    I then watched this and that really was an eyeopener: Warning: grim stuff.
    **poor doctors (or even nurses) that has to do such a job (and on a daily basis, even)**.

  7. To abort a baby is an awful thing.
    To force a child of 11 or 12 who has been raped to carry a baby in her immature body and look after it afterwards is also a dreadful thing.
    To allow a woman to die because a foetus is decaying in her body is cruel .
    Some decisions are heartbreakingly difficult.
    It isnt just about abortion on demand
    It should be a case by case decision

  8. Thank you for this video! I truly think that this type of content can go some way towards healing the deep divides in our society; purely scientific, objective facts without the toxic political rhetoric, yet still defending life from the moment of conception. I am so fascinated by embryology and the incredible processes of fertilisation, pregnancy and birth and the photos were amazing, even if sad ❤💔

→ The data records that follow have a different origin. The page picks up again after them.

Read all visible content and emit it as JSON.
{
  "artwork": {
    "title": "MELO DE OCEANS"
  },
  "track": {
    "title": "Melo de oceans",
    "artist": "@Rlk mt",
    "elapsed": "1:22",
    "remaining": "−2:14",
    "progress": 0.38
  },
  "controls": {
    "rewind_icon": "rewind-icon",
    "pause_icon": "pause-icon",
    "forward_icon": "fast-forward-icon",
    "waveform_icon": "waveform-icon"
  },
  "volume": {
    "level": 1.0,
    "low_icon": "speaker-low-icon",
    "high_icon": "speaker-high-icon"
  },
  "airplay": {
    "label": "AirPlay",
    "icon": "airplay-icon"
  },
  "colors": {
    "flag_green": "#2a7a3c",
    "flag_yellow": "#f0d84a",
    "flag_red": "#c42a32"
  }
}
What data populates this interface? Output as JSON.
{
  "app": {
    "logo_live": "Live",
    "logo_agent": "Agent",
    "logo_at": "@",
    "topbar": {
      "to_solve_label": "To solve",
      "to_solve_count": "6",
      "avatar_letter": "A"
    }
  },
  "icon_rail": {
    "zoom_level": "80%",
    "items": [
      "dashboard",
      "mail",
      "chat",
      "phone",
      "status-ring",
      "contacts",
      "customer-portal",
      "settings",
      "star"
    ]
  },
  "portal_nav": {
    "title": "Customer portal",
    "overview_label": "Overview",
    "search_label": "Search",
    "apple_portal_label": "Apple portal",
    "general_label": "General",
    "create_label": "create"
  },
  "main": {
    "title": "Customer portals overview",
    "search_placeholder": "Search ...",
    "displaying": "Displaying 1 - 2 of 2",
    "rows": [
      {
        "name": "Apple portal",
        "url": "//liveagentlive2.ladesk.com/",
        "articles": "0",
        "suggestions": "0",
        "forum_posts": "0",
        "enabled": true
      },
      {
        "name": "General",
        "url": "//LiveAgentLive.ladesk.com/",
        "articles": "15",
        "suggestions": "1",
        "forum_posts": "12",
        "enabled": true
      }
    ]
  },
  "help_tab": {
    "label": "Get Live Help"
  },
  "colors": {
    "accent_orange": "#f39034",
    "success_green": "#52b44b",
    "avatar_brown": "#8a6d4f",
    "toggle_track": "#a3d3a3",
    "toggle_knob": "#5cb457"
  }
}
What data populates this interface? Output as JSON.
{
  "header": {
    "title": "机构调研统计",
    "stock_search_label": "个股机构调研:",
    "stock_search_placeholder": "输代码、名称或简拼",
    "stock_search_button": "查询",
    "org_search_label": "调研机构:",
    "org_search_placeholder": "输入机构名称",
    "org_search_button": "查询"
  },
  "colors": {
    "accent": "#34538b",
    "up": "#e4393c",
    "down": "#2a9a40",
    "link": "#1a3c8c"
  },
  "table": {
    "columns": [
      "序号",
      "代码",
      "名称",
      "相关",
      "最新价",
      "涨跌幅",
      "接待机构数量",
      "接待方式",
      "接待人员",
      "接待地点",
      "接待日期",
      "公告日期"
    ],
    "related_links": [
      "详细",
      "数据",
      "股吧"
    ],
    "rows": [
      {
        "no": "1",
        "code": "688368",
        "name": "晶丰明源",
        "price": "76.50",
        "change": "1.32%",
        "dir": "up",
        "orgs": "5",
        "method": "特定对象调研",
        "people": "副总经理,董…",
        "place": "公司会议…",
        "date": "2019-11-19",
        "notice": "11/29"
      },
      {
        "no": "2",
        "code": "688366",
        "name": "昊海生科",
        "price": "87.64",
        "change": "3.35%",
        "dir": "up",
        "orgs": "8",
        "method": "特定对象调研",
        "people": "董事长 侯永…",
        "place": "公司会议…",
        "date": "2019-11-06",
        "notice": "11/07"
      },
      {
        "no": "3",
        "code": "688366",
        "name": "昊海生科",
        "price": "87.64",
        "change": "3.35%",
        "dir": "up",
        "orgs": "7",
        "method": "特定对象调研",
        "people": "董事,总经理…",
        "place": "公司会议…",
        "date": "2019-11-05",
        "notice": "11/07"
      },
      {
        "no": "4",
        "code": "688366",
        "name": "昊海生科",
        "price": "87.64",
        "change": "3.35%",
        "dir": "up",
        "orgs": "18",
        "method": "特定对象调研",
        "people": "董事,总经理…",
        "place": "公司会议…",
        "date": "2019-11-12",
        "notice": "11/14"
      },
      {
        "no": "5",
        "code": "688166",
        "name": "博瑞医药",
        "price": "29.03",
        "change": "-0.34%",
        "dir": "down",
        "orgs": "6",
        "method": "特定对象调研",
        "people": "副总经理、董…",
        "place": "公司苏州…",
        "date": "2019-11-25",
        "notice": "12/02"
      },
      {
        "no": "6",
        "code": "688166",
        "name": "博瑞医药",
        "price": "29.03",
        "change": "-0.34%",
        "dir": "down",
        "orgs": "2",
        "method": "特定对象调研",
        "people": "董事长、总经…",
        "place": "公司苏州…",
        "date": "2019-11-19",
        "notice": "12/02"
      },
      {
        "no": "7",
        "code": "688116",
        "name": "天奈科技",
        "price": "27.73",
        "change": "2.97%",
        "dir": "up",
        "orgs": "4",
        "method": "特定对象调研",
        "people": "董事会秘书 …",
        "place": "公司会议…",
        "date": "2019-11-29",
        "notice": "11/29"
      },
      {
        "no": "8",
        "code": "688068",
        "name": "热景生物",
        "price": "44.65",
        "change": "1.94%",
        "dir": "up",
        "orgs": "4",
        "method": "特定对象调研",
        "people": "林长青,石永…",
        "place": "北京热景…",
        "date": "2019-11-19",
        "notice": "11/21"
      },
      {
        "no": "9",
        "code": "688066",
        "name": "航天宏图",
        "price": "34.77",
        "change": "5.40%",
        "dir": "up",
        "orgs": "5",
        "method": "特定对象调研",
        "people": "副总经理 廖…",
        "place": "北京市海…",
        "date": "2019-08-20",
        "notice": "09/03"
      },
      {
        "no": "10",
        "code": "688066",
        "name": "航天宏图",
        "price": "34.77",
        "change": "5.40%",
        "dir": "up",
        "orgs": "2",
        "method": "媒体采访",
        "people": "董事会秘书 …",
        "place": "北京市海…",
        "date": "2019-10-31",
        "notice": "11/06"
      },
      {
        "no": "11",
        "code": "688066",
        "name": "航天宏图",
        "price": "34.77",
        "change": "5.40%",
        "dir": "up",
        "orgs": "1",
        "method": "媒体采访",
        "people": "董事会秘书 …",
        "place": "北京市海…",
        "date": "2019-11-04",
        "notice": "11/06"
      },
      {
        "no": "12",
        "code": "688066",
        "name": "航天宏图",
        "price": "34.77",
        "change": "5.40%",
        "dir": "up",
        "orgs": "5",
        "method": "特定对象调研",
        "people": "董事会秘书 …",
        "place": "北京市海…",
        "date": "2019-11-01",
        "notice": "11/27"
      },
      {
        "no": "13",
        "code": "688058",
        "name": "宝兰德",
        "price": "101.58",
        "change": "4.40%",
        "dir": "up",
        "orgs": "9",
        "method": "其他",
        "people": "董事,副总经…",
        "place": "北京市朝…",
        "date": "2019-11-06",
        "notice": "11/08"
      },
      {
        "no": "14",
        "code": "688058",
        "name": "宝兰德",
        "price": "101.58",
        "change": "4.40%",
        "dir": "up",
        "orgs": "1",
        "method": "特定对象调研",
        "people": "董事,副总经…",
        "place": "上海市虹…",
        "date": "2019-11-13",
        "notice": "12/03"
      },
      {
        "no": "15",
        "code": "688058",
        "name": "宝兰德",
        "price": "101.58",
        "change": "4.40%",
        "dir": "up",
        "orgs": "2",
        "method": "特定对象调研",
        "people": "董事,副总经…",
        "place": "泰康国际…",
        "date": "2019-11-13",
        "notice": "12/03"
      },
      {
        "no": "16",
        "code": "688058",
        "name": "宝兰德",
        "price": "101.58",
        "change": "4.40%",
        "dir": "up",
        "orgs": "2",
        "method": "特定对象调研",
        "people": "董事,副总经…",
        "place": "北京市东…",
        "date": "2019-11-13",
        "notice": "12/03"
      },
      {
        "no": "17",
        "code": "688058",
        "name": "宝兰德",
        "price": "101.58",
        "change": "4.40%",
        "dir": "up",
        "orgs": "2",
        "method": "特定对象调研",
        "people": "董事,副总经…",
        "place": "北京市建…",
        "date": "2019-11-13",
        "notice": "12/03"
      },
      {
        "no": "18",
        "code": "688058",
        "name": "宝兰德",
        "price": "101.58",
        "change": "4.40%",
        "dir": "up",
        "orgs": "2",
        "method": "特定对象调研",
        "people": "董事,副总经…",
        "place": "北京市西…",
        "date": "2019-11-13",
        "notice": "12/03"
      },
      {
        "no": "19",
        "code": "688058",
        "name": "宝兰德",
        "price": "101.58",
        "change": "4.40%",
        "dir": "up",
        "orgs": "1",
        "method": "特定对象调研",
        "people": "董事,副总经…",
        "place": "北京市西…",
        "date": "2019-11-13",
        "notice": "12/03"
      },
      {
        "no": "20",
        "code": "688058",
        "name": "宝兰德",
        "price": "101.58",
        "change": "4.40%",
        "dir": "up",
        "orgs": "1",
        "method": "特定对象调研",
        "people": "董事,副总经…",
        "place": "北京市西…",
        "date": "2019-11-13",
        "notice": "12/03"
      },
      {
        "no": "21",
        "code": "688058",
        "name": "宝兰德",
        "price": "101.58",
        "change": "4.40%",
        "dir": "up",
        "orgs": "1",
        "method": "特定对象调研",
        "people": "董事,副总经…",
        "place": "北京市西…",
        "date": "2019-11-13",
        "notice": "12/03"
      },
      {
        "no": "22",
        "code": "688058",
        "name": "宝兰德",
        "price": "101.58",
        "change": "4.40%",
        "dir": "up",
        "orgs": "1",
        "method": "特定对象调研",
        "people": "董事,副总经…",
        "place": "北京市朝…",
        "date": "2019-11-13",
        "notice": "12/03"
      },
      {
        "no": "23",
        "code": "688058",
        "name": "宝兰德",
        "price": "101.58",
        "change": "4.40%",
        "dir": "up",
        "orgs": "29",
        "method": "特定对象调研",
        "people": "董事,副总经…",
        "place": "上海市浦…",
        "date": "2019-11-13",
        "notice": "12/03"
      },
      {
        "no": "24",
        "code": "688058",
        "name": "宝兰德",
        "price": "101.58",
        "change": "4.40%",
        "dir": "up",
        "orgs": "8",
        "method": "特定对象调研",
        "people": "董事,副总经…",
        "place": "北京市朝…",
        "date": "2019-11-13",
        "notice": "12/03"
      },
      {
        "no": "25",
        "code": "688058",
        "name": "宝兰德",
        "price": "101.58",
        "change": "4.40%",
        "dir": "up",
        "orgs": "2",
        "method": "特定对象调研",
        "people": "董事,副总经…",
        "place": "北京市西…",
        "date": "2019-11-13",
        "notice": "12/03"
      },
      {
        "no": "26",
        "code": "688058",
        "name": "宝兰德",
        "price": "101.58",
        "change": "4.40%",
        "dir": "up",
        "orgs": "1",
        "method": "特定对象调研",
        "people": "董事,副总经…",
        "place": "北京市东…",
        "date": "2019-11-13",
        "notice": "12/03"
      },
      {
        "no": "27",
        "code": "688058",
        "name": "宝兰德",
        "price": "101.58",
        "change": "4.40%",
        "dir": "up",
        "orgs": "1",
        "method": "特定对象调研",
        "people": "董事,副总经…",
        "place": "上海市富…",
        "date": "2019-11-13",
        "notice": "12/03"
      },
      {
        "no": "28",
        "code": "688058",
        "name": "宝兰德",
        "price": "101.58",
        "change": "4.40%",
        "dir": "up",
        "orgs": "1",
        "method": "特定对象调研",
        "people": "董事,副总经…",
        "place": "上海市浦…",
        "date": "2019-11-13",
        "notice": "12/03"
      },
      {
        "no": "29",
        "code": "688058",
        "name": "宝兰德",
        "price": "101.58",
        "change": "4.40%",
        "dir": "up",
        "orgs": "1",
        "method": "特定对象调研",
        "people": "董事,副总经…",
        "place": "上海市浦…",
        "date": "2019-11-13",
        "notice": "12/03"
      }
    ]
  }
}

  9. "I'm not going to get involved in that debate." Now let's talk about the the vassal that makes this process of creating life possible. Does her autonomy halt with a zygote? Just asking.

Leave a Reply

Your email address will not be published.